Negotiating Offers That Meet Your Asking Price
Negotiating job offers is a skill, and many are reluctant to even attempt it. Like interviewing, negotiation is something that most professionals may only do a few times (or less) a decade, so it’s not the type of skill that gets honed through regular use.
One question that I often hear relates to scenarios where a candidate provides a target salary/range on an application or in the interview process, the employer makes an offer at or above that range, and the candidate suddenly doesn’t know what to do. Conventional wisdom (and perhaps ethics) would suggest that one should accept such an offer, but when an employer matches the candidate’s request without hesitation it can make candidates feel their request was too low.
If you list your house for sale on a Friday and receive five full-price offers before the weekend is over, most people will tell you that you set your bar too low in a competitive market.
It could be that the salary request was “at market”, but one natural reaction to having a salary request met without reluctance is that the candidate “left money on the table“. This feeling is often accompanied with some regrets, and some candidates wonder whether or not they can still negotiate even though they got what they wanted.
What to Do?
It is potentially a risky endeavor, but if you choose to negotiate an offer that met your request you’re going to need a reason.
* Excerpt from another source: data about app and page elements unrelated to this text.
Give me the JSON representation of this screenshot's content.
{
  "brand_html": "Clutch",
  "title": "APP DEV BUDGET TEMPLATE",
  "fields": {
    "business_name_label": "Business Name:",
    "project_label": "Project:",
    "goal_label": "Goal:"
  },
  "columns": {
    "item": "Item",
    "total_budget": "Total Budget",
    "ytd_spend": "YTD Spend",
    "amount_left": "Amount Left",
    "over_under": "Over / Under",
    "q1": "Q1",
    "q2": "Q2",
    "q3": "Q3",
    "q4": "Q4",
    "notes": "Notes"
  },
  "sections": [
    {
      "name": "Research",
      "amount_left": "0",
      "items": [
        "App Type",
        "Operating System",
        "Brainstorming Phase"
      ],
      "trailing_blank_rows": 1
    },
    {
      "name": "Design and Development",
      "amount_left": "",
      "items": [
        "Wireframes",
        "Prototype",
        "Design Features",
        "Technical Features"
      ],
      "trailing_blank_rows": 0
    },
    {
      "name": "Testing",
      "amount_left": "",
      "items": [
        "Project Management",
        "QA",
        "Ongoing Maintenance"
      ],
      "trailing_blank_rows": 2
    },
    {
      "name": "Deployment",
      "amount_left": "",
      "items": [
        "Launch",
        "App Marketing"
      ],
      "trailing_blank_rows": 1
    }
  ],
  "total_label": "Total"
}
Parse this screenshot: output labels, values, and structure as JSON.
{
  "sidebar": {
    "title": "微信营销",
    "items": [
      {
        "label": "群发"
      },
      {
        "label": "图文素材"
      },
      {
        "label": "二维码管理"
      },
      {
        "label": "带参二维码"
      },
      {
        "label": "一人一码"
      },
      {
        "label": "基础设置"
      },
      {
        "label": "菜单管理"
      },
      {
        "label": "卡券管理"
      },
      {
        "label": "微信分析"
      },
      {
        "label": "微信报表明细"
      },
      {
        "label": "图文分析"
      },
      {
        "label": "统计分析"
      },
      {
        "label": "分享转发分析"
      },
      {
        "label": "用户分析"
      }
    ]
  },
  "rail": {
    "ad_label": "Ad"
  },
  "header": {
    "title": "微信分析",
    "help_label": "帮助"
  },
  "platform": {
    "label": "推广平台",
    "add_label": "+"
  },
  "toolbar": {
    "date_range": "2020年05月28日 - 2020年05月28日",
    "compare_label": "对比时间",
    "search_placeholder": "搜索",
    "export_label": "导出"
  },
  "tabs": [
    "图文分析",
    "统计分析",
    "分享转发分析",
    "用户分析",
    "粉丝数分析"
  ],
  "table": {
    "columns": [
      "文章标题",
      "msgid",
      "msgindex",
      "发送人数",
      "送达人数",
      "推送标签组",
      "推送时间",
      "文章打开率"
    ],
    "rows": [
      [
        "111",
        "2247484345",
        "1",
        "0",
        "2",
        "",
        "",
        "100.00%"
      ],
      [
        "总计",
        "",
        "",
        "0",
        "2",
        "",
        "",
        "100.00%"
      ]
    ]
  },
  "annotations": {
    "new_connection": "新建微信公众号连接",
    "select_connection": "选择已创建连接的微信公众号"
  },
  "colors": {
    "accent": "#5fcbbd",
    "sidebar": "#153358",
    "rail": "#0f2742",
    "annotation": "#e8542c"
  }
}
A common negotiation mistake inexperienced job seekers make is giving the appearance that they are negotiating just for the sake of negotiating, and employers that met your initial asking price will feel any new requests are not a good faith negotiation.
Did you uncover new information since setting your target number?
The most effective way to negotiate a matched request is to tie a counteroffer to new information learned after you provided the original number. This new information typically needs to be a detail that one couldn’t have reasonably expected to know at the time the desired salary was provided.
Some good examples of this include:
- Responsibility – Does the job have more responsibility than you initially would have assumed?
- Work/life balance – Are the expectations for hours in the office above what one would expect? Does the position require you to be “on call”?
- Benefits and perks – These are usually discussed later in the interview process or even after an offer is made, so it’s reasonable to assume that many job seekers will be asked for desired salary numbers well before they learn the value of the other pieces of the overall compensation package. The major variables impacting overall package value tend to be health insurance contribution, paid time-off, bonus, and stock.
- Your own market value – Admitting that you underestimated your own market value it the least attractive option. A job seeker claiming this will be viewed as someone who was unprepared.
I would expect most instances where candidates submit counteroffers above their initial asking price relate to multiple offers from other employers. In highly competitive markets, above average candidates may expect offers that will include some from companies that pay their employees above market rate. Using other offers as a negotiation tool has become rather common in the industry, though some employers may not be willing to engage in renegotation if an initial request was matched.
It’s important to keep data on any salary numbers (historical and requested) provided during the hiring process and to be prepared with numbers handy in case you are asked. Keep in mind that companies traditionally want information on salary expectations before committing to interviews. The process of negotiating an offer above the listed expectation can be complex, but it’s not impossible given the proper circumstances.